These are the champions of the industry, not the food-fighters on TV or the grenade throwers on radio. Or the bloggers (with a few exceptions), who may be excellent critics and fact-checkers, but who rely on newspapers to provide their material.
As others have noted, the Internet can’t quickly enough fill the void created by lost newspapers. In time, some markets simply won’t have a town crier — and then who will go to all those meetings where news is made? What will people not know? In such a vacuum, gossip rules the mob.
Watchdog role? Where please? Turn out for meetings sure, but then they churn out pap. Investigative teams exposing abuse and corruption? Don’t make us laugh. We see very little of that at any level of reporting- local, provincial or national. And what we do see in that way is one sided, so suspect.
Bloggers are the result not the cause of media weakness. And one thing about bloggers; they are usually pretty up front about their bias unlike the MSM which is in a profound state of denial because, we suppose, they think their readers are stupid and won’t notice doctored photos, or inaccuracies only corrected in the small print days later [as when it was reported in one of our papers that McCain had been a PoW 6 months instead of 6 years!], or the stories that AREN’T covered at all. The free press is not free and freedom of speech is an endangered species.
And as for who will go to the meetings and report? People like David Daniels, and Lutz Becker , sometimes us, and perhaps people like this woman who wrote a letter to the editor of the Register about the lack of trust in Municipal leadership. [We’ll add a link if it shows up online]
A long time municipal councillor recently advised me I should be less argumentative and just trust council. Well that’s easier said than done – especially these days. Trust is something not simply given to someone because they have a certain status or position – it must be earned. …NOt only has trust been erased, it’s been replaced by a deep seated and well earned suspicion not all is what it should be. Something is rotten in Kings County.
The issue in this woman’s case was the amendment of the MPS, suspicious in camera meetings, and the nullification of one councillor’s vote but she could have been writing just as well about Wolfville and the Brideau contract issue [and the paper gives Wolfville as her address!] She continues –

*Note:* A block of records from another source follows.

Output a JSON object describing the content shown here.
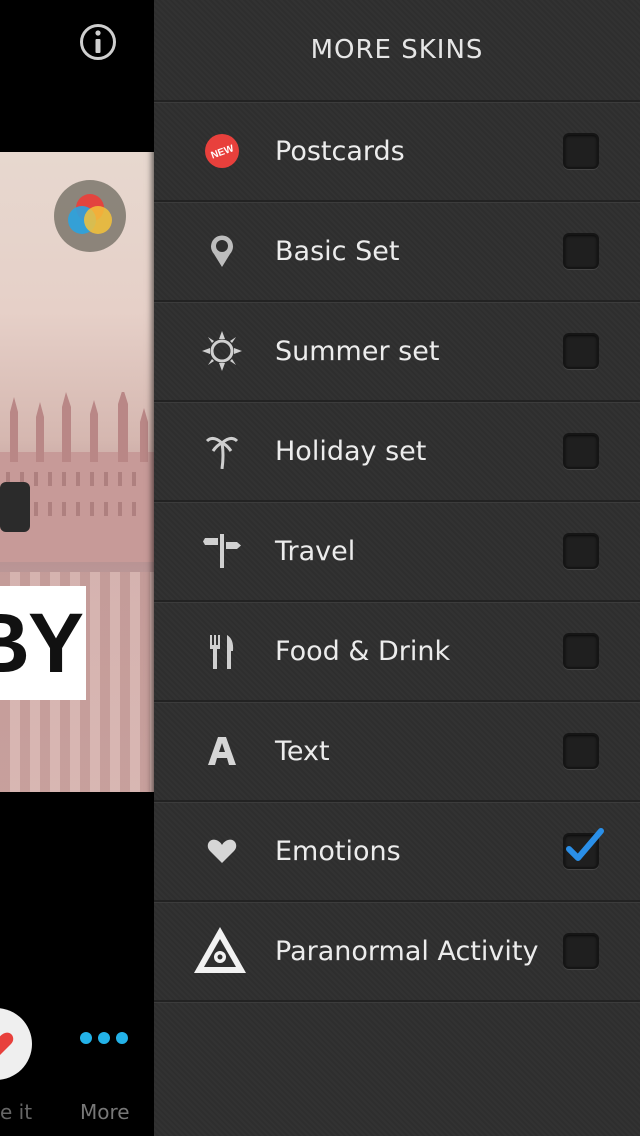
{
  "left_screen": {
    "info_icon": "info-circle-icon",
    "overlay_text": "BY",
    "bottom_left_label": "e it",
    "more_label": "More"
  },
  "menu": {
    "title": "MORE SKINS",
    "items": [
      {
        "label": "Postcards",
        "icon": "new-badge-icon",
        "checked": false
      },
      {
        "label": "Basic Set",
        "icon": "map-pin-icon",
        "checked": false
      },
      {
        "label": "Summer set",
        "icon": "sun-icon",
        "checked": false
      },
      {
        "label": "Holiday set",
        "icon": "palm-tree-icon",
        "checked": false
      },
      {
        "label": "Travel",
        "icon": "signpost-icon",
        "checked": false
      },
      {
        "label": "Food & Drink",
        "icon": "fork-knife-icon",
        "checked": false
      },
      {
        "label": "Text",
        "icon": "letter-a-icon",
        "checked": false
      },
      {
        "label": "Emotions",
        "icon": "heart-icon",
        "checked": true
      },
      {
        "label": "Paranormal Activity",
        "icon": "triangle-eye-icon",
        "checked": false
      }
    ],
    "new_badge_text": "NEW"
  },
  "colors": {
    "panel_bg": "#2f2f2f",
    "checkmark": "#2a8fe8",
    "more_dots": "#23b2e8",
    "new_badge": "#e8403c"
  }
}
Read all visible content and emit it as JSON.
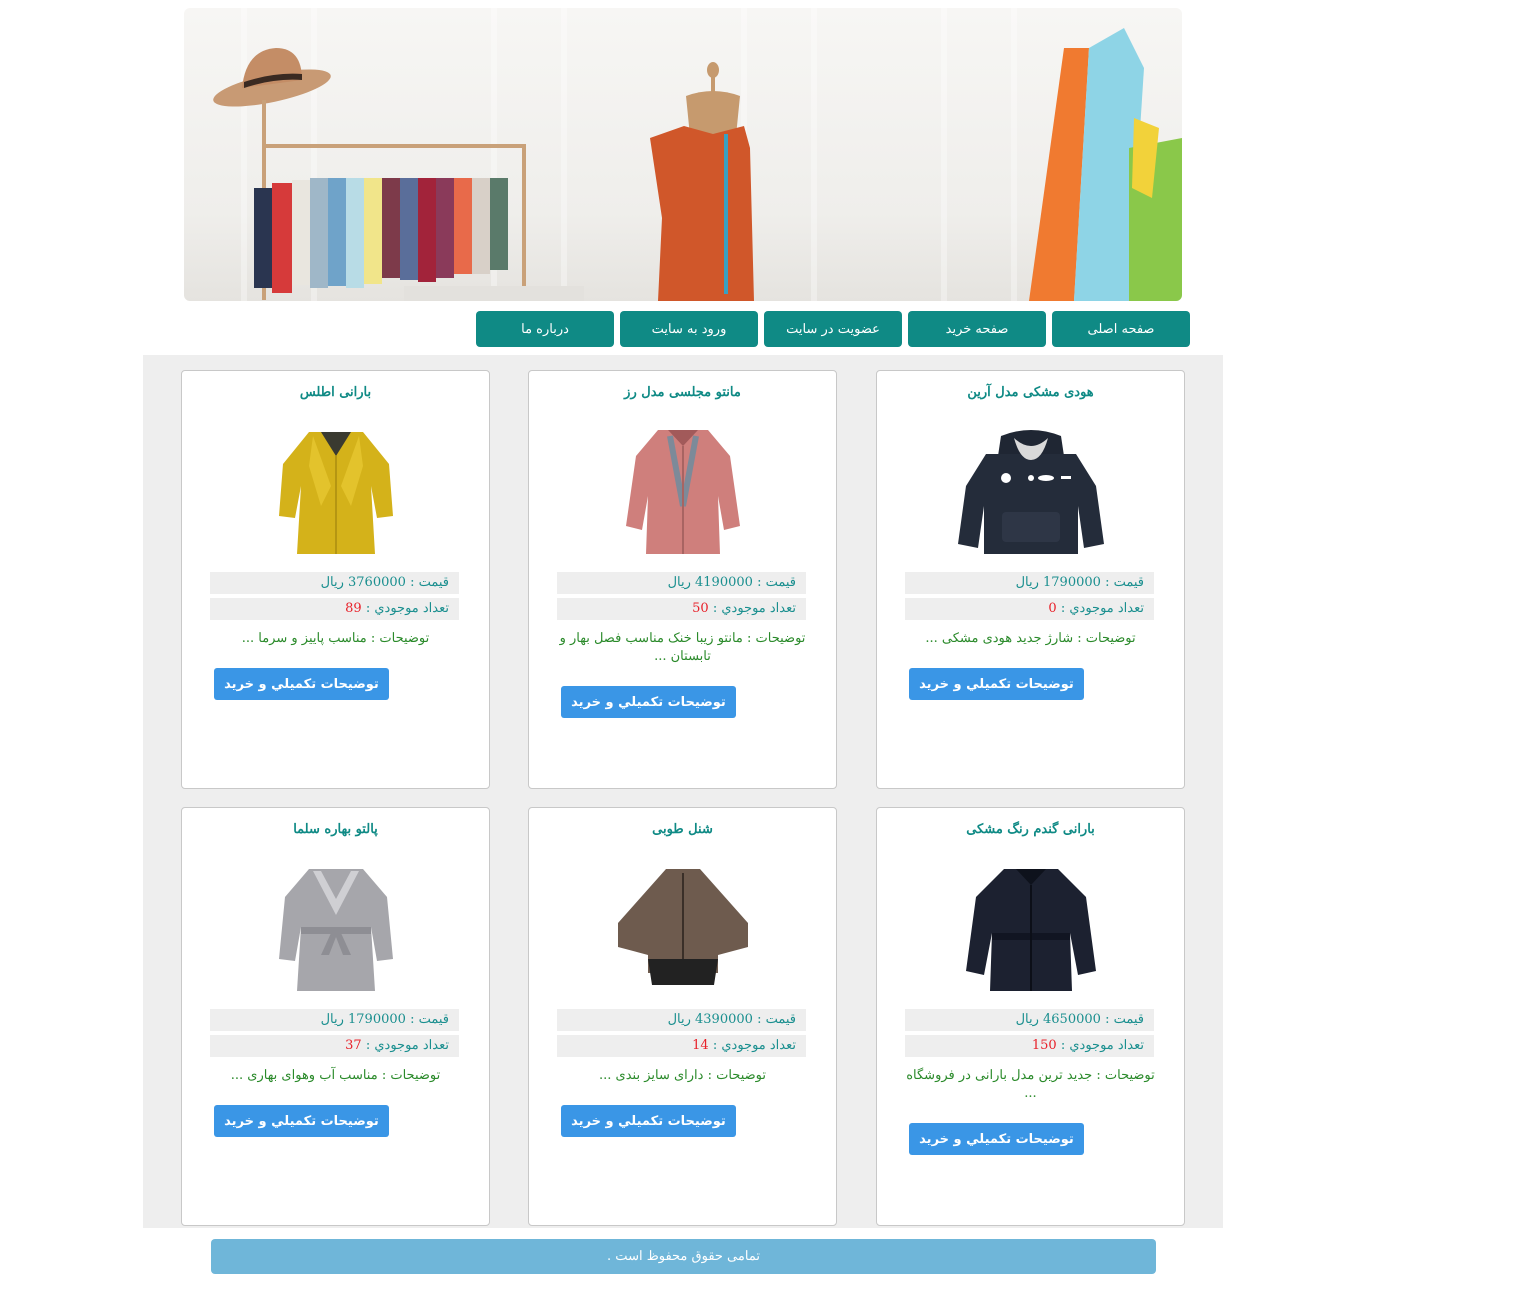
{
  "nav": {
    "items": [
      {
        "label": "صفحه اصلی"
      },
      {
        "label": "صفحه خرید"
      },
      {
        "label": "عضویت در سایت"
      },
      {
        "label": "ورود به سایت"
      },
      {
        "label": "درباره ما"
      }
    ]
  },
  "labels": {
    "price_prefix": "قیمت :",
    "currency": "ریال",
    "stock_prefix": "تعداد موجودي :",
    "desc_prefix": "توضیحات :",
    "buy_button": "توضيحات تکميلي و خريد"
  },
  "products": [
    {
      "title": "هودی مشکی مدل آرین",
      "price": "1790000",
      "stock": "0",
      "desc": "شارژ جدید هودی مشکی ...",
      "image_icon": "black-hoodie-image"
    },
    {
      "title": "مانتو مجلسی مدل رز",
      "price": "4190000",
      "stock": "50",
      "desc": "مانتو زیبا خنک مناسب فصل بهار و تابستان ...",
      "image_icon": "pink-coat-image"
    },
    {
      "title": "بارانی اطلس",
      "price": "3760000",
      "stock": "89",
      "desc": "مناسب پاییز و سرما ...",
      "image_icon": "yellow-raincoat-image"
    },
    {
      "title": "بارانی گندم رنگ مشکی",
      "price": "4650000",
      "stock": "150",
      "desc": "جدید ترین مدل بارانی در فروشگاه ...",
      "image_icon": "black-raincoat-image"
    },
    {
      "title": "شنل طوبی",
      "price": "4390000",
      "stock": "14",
      "desc": "دارای سایز بندی ...",
      "image_icon": "brown-cape-image"
    },
    {
      "title": "پالتو بهاره سلما",
      "price": "1790000",
      "stock": "37",
      "desc": "مناسب آب وهوای بهاری ...",
      "image_icon": "grey-coat-image"
    }
  ],
  "footer": {
    "text": "تمامی حقوق محفوظ است ."
  },
  "colors": {
    "nav": "#0f8a85",
    "title": "#0f8a85",
    "stock_value": "#e8212a",
    "description": "#2a8a2a",
    "buy_button": "#3a96e6",
    "footer": "#6fb6d9"
  }
}
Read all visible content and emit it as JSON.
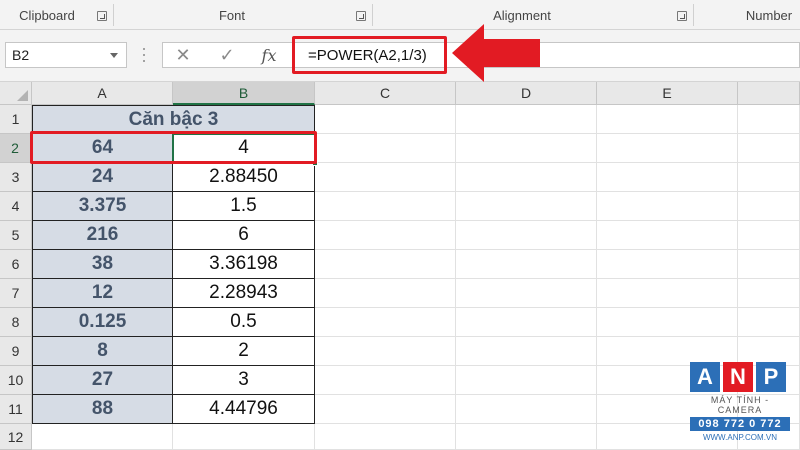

Why am I writing to you? [the editor] Basically, it’s because I’m hoping more citizens of Kings County will start to pay closer attention to the activities of our council and councillors. Transparency and accountability are necessary preconditions for the fair and effective operation of a democracy and, right now, they are in very short supply.
Yes, blogs are making some people nervous. This is one mayor’s reaction:
In her final State of the City address, Salisbury Mayor Barrie Parsons Tilghman warned residents of what she sees as a great danger to the city: malicious bloggers.
Tilghman said in her address Thursday that over the last five years, the presence of a small group of suspicious, mean-spirited people focused on the negative has grown, endangering the city’s vitality. [Really?! like rending the social fabric of the town?]
Tilghman says some people are avoiding serving their city because it’s not worth chancing the scorn of bloggers. But Tilghman says they need to stand up for the city.
Is she standing up for the City and its residents or the status quo? Would she be equally upset if the negative stories had appeared in the local newspaper or on the local TV news, where perhaps they should be? Probably. It’s so much nicer if you have a tame press, isn’t it? What will they do without it?